The task> Copy every line below. Do not alter any of them.

--- Source data ---

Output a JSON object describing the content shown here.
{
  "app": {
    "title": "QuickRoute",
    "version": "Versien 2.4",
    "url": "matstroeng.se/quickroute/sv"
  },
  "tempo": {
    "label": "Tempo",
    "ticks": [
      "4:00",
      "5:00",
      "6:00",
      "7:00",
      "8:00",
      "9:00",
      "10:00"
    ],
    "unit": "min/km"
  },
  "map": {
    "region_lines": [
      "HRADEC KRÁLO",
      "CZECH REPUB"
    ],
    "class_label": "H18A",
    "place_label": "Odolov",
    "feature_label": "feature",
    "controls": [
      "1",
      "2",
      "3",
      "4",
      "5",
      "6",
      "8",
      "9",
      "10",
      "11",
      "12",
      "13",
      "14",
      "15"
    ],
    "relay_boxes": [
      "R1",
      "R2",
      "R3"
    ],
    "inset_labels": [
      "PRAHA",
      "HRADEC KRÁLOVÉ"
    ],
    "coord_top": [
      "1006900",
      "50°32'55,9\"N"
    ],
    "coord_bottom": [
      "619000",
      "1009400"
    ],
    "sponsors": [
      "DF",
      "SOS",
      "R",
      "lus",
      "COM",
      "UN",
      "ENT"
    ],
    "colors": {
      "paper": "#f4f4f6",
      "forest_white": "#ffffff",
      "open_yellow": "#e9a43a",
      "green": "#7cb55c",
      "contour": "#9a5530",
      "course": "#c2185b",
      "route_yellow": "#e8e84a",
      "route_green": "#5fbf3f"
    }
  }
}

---

Answer section>
Output a JSON object describing the content shown here.
{
  "app": {
    "title": "QuickRoute",
    "version": "Versien 2.4",
    "url": "matstroeng.se/quickroute/sv"
  },
  "tempo": {
    "label": "Tempo",
    "ticks": [
      "4:00",
      "5:00",
      "6:00",
      "7:00",
      "8:00",
      "9:00",
      "10:00"
    ],
    "unit": "min/km"
  },
  "map": {
    "region_lines": [
      "HRADEC KRÁLO",
      "CZECH REPUB"
    ],
    "class_label": "H18A",
    "place_label": "Odolov",
    "feature_label": "feature",
    "controls": [
      "1",
      "2",
      "3",
      "4",
      "5",
      "6",
      "8",
      "9",
      "10",
      "11",
      "12",
      "13",
      "14",
      "15"
    ],
    "relay_boxes": [
      "R1",
      "R2",
      "R3"
    ],
    "inset_labels": [
      "PRAHA",
      "HRADEC KRÁLOVÉ"
    ],
    "coord_top": [
      "1006900",
      "50°32'55,9\"N"
    ],
    "coord_bottom": [
      "619000",
      "1009400"
    ],
    "sponsors": [
      "DF",
      "SOS",
      "R",
      "lus",
      "COM",
      "UN",
      "ENT"
    ],
    "colors": {
      "paper": "#f4f4f6",
      "forest_white": "#ffffff",
      "open_yellow": "#e9a43a",
      "green": "#7cb55c",
      "contour": "#9a5530",
      "course": "#c2185b",
      "route_yellow": "#e8e84a",
      "route_green": "#5fbf3f"
    }
  }
}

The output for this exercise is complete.